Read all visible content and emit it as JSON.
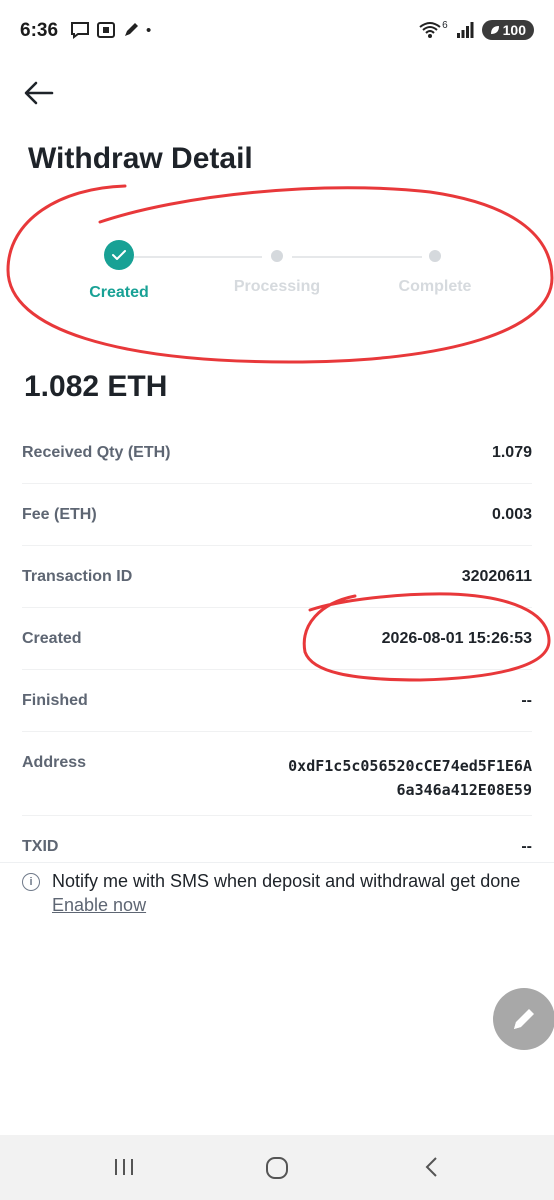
{
  "status_bar": {
    "time": "6:36",
    "signal_superscript": "6",
    "battery": "100"
  },
  "header": {
    "title": "Withdraw Detail"
  },
  "steps": [
    {
      "label": "Created",
      "state": "done"
    },
    {
      "label": "Processing",
      "state": "pending"
    },
    {
      "label": "Complete",
      "state": "pending"
    }
  ],
  "amount": "1.082 ETH",
  "details": {
    "received_qty": {
      "label": "Received Qty (ETH)",
      "value": "1.079"
    },
    "fee": {
      "label": "Fee (ETH)",
      "value": "0.003"
    },
    "transaction_id": {
      "label": "Transaction ID",
      "value": "32020611"
    },
    "created": {
      "label": "Created",
      "value": "2026-08-01 15:26:53"
    },
    "finished": {
      "label": "Finished",
      "value": "--"
    },
    "address": {
      "label": "Address",
      "value_line1": "0xdF1c5c056520cCE74ed5F1E6A",
      "value_line2": "6a346a412E08E59"
    },
    "txid": {
      "label": "TXID",
      "value": "--"
    }
  },
  "notice": {
    "text": "Notify me with SMS when deposit and withdrawal get done",
    "link": " Enable now"
  },
  "colors": {
    "accent": "#18a195",
    "annotation": "#e8383a"
  }
}
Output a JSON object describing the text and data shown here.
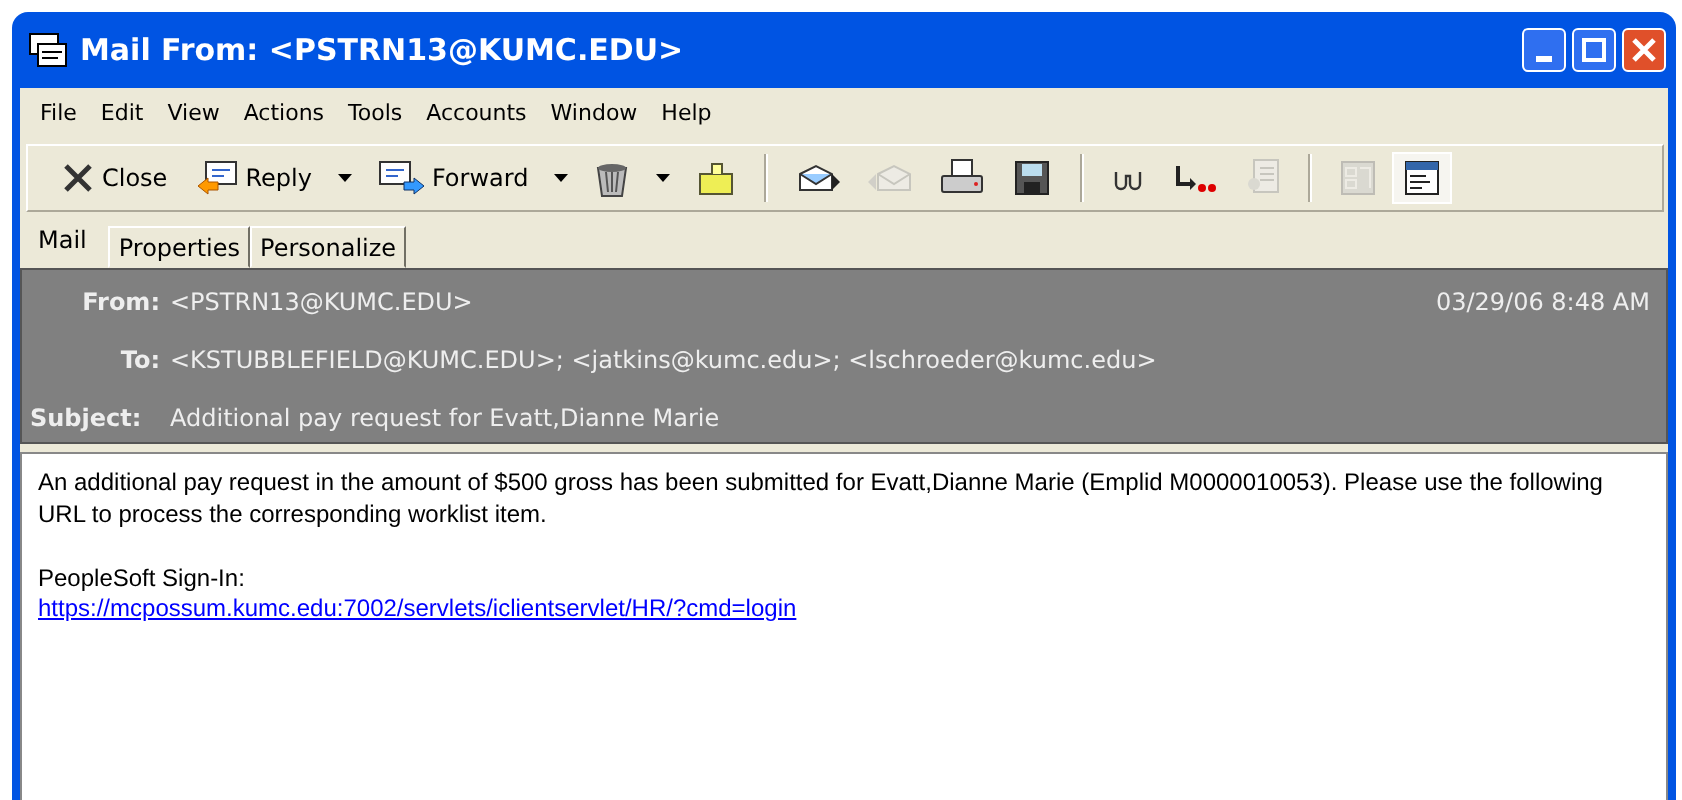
{
  "window": {
    "title": "Mail From: <PSTRN13@KUMC.EDU>"
  },
  "menu": [
    "File",
    "Edit",
    "View",
    "Actions",
    "Tools",
    "Accounts",
    "Window",
    "Help"
  ],
  "toolbar": [
    {
      "kind": "button",
      "label": "Close",
      "dropdown": false,
      "disabled": false,
      "pressed": false
    },
    {
      "kind": "button",
      "label": "Reply",
      "dropdown": true,
      "disabled": false,
      "pressed": false
    },
    {
      "kind": "button",
      "label": "Forward",
      "dropdown": true,
      "disabled": false,
      "pressed": false
    },
    {
      "kind": "button",
      "dropdown": true,
      "disabled": false,
      "pressed": false
    },
    {
      "kind": "button",
      "dropdown": false,
      "disabled": false,
      "pressed": false
    },
    {
      "kind": "separator"
    },
    {
      "kind": "button",
      "dropdown": false,
      "disabled": false,
      "pressed": false
    },
    {
      "kind": "button",
      "dropdown": false,
      "disabled": true,
      "pressed": false
    },
    {
      "kind": "button",
      "dropdown": false,
      "disabled": false,
      "pressed": false
    },
    {
      "kind": "button",
      "dropdown": false,
      "disabled": false,
      "pressed": false
    },
    {
      "kind": "separator"
    },
    {
      "kind": "button",
      "dropdown": false,
      "disabled": false,
      "pressed": false
    },
    {
      "kind": "button",
      "dropdown": false,
      "disabled": false,
      "pressed": false
    },
    {
      "kind": "button",
      "dropdown": false,
      "disabled": true,
      "pressed": false
    },
    {
      "kind": "separator"
    },
    {
      "kind": "button",
      "dropdown": false,
      "disabled": true,
      "pressed": false
    },
    {
      "kind": "button",
      "dropdown": false,
      "disabled": false,
      "pressed": true
    }
  ],
  "tabs": [
    {
      "label": "Mail",
      "selected": true
    },
    {
      "label": "Properties",
      "selected": false
    },
    {
      "label": "Personalize",
      "selected": false
    }
  ],
  "header": {
    "from_label": "From:",
    "from": "<PSTRN13@KUMC.EDU>",
    "date": "03/29/06 8:48 AM",
    "to_label": "To:",
    "to": "<KSTUBBLEFIELD@KUMC.EDU>; <jatkins@kumc.edu>; <lschroeder@kumc.edu>",
    "subject_label": "Subject:",
    "subject": "Additional pay request for Evatt,Dianne Marie"
  },
  "body": {
    "paragraph": "An additional pay request in the amount of $500 gross has been submitted for Evatt,Dianne Marie (Emplid M0000010053). Please use the following URL to process the corresponding worklist item.",
    "signin_label": "PeopleSoft Sign-In:",
    "link": "https://mcpossum.kumc.edu:7002/servlets/iclientservlet/HR/?cmd=login"
  }
}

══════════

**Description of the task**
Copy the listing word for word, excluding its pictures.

**Your response**
Read all visible content and emit it as JSON.
{
  "status_bar": {
    "time": "6:36",
    "signal_superscript": "6",
    "battery": "100"
  },
  "header": {
    "title": "Withdraw Detail"
  },
  "steps": [
    {
      "label": "Created",
      "state": "done"
    },
    {
      "label": "Processing",
      "state": "pending"
    },
    {
      "label": "Complete",
      "state": "pending"
    }
  ],
  "amount": "1.082 ETH",
  "details": {
    "received_qty": {
      "label": "Received Qty (ETH)",
      "value": "1.079"
    },
    "fee": {
      "label": "Fee (ETH)",
      "value": "0.003"
    },
    "transaction_id": {
      "label": "Transaction ID",
      "value": "32020611"
    },
    "created": {
      "label": "Created",
      "value": "2026-08-01 15:26:53"
    },
    "finished": {
      "label": "Finished",
      "value": "--"
    },
    "address": {
      "label": "Address",
      "value_line1": "0xdF1c5c056520cCE74ed5F1E6A",
      "value_line2": "6a346a412E08E59"
    },
    "txid": {
      "label": "TXID",
      "value": "--"
    }
  },
  "notice": {
    "text": "Notify me with SMS when deposit and withdrawal get done",
    "link": " Enable now"
  },
  "colors": {
    "accent": "#18a195",
    "annotation": "#e8383a"
  }
}
Output a JSON object describing the text and data shown here.
{
  "window": {
    "title": "Mail From: <PSTRN13@KUMC.EDU>"
  },
  "menu": [
    "File",
    "Edit",
    "View",
    "Actions",
    "Tools",
    "Accounts",
    "Window",
    "Help"
  ],
  "toolbar": [
    {
      "kind": "button",
      "label": "Close",
      "dropdown": false,
      "disabled": false,
      "pressed": false
    },
    {
      "kind": "button",
      "label": "Reply",
      "dropdown": true,
      "disabled": false,
      "pressed": false
    },
    {
      "kind": "button",
      "label": "Forward",
      "dropdown": true,
      "disabled": false,
      "pressed": false
    },
    {
      "kind": "button",
      "dropdown": true,
      "disabled": false,
      "pressed": false
    },
    {
      "kind": "button",
      "dropdown": false,
      "disabled": false,
      "pressed": false
    },
    {
      "kind": "separator"
    },
    {
      "kind": "button",
      "dropdown": false,
      "disabled": false,
      "pressed": false
    },
    {
      "kind": "button",
      "dropdown": false,
      "disabled": true,
      "pressed": false
    },
    {
      "kind": "button",
      "dropdown": false,
      "disabled": false,
      "pressed": false
    },
    {
      "kind": "button",
      "dropdown": false,
      "disabled": false,
      "pressed": false
    },
    {
      "kind": "separator"
    },
    {
      "kind": "button",
      "dropdown": false,
      "disabled": false,
      "pressed": false
    },
    {
      "kind": "button",
      "dropdown": false,
      "disabled": false,
      "pressed": false
    },
    {
      "kind": "button",
      "dropdown": false,
      "disabled": true,
      "pressed": false
    },
    {
      "kind": "separator"
    },
    {
      "kind": "button",
      "dropdown": false,
      "disabled": true,
      "pressed": false
    },
    {
      "kind": "button",
      "dropdown": false,
      "disabled": false,
      "pressed": true
    }
  ],
  "tabs": [
    {
      "label": "Mail",
      "selected": true
    },
    {
      "label": "Properties",
      "selected": false
    },
    {
      "label": "Personalize",
      "selected": false
    }
  ],
  "header": {
    "from_label": "From:",
    "from": "<PSTRN13@KUMC.EDU>",
    "date": "03/29/06 8:48 AM",
    "to_label": "To:",
    "to": "<KSTUBBLEFIELD@KUMC.EDU>; <jatkins@kumc.edu>; <lschroeder@kumc.edu>",
    "subject_label": "Subject:",
    "subject": "Additional pay request for Evatt,Dianne Marie"
  },
  "body": {
    "paragraph": "An additional pay request in the amount of $500 gross has been submitted for Evatt,Dianne Marie (Emplid M0000010053). Please use the following URL to process the corresponding worklist item.",
    "signin_label": "PeopleSoft Sign-In:",
    "link": "https://mcpossum.kumc.edu:7002/servlets/iclientservlet/HR/?cmd=login"
  }
}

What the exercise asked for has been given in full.